The court's dismissal was based on the finding that the jury would need to rely entirely on "speculation and surmise" to find beyond a reasonable doubt that Stewart's statements were made with the intent to affect the price of MSLO stock, and that the issue could not be permitted to go to the jury where "the competing intentions appear to be nearly in equipoise." Id. at 16, 20. As the court concluded, in light of the fact that Stewart had made no statements indicating a concern about the response of MSLO's stock price to the ImClone controversy (and, apparently, had made no suspicious sales of MSLO stock):
To compound [the] weak evidence [that Stewart's statements were made with intent to defraud MSLO shareholders] with the reasonable inferences that Stewart possessed many other intents -- to protest her innocence or repair her reputation, to reassure her business partners, advertisers, and the consumers of her products -- would only invite the jury to speculate.
Id. at 22. The court found that the falsity of the statements alone would not support an inference of intent to defraud:
In some securities fraud cases, the falsity of a defendant's statements may lend weight to an inference of intent to deceive. But in this case, the falsehoods lack a direct connection to the supposed purpose of the alleged deception. The falsehoods involve Stewart's personal trade in the securities of ImClone. Evidence of intent to defraud investors of a different company is not readily discernible from the content of the falsehoods.
Id. at 21. In this regard, the court observed that the responsiveness of the statements to questions arising in the media about her ImClone trade did not suggest a connection to MSLO's stock price:
Because this argument does not distinguish meaningfully between the general public and MSLO investors, it cannot support a permissible inference of intent.
Id. at 16 n. 4. The court also found that the context in which the statements were made did not support the idea that they were targeted at affecting MSLO's stock price. The first statement was made by her attorney to the Wall Street Journal, but there was "no evidence that Stewart or her lawyer reached out to the Wall Street Journal as opposed to other publications" and "[t]hus, there is no evidence that Stewart chose the forum for the statement." Id. at 18. The second statement was made in a press release:
The Government argues that Stewart's intent with respect to the second statement can be inferred from the fact that she released it knowing that it would be widely disseminated in financial publications. This argument, which can be made with respect to any public statement, adds nothing to the evidence of criminal intent.

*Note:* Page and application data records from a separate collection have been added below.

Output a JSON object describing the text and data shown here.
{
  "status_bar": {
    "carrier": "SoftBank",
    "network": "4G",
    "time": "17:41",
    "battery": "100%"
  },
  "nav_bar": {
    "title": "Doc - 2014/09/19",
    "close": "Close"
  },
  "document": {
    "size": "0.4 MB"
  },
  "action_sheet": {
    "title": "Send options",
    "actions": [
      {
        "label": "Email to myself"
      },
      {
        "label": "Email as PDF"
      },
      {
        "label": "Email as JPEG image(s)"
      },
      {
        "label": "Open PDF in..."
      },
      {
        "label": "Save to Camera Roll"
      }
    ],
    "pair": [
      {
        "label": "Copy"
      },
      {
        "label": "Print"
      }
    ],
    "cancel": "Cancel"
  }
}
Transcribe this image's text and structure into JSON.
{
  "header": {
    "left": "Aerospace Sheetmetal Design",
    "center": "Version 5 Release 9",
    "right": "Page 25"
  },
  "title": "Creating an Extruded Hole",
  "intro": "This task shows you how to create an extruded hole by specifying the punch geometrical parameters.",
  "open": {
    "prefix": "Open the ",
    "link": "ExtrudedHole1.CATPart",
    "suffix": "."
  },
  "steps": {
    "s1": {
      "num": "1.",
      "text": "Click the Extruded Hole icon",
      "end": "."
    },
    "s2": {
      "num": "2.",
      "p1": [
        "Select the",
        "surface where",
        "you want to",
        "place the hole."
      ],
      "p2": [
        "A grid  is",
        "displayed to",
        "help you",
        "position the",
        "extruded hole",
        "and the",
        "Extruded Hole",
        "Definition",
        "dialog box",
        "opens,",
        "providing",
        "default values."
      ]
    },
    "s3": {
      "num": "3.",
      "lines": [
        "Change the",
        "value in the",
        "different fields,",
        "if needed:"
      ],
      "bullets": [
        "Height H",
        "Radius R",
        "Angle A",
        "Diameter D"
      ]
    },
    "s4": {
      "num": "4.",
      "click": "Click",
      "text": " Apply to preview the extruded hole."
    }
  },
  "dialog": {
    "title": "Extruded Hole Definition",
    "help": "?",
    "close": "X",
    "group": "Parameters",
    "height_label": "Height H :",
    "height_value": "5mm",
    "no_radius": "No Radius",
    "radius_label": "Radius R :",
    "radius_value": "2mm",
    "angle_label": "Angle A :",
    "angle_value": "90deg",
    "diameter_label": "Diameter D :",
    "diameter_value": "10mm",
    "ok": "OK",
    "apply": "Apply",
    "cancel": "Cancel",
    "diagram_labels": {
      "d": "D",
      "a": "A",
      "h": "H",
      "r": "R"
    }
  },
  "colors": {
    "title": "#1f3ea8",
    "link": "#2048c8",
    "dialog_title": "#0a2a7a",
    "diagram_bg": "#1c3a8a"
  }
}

The third statement was made to a previously scheduled conference of analysts and investors, but the court emphasized that "the fact that Stewart made [this] statement to an audience of analysts and investors cannot retroactively endow her previous statements with a bad purpose," and found that the evidence that the statement itself was intended to affect MSLO's stock price was weak, given that Stewart's statement was only a small part of a larger statement about MSLO, made at an event where there were several other MSLO representatives and representatives of other companies and that neither Stewart nor MSLO organized the conference:
There is no evidence that the negative publicity about ImClone influenced Stewart's decision to attend and take advantage of a platform from which to reach investors directly.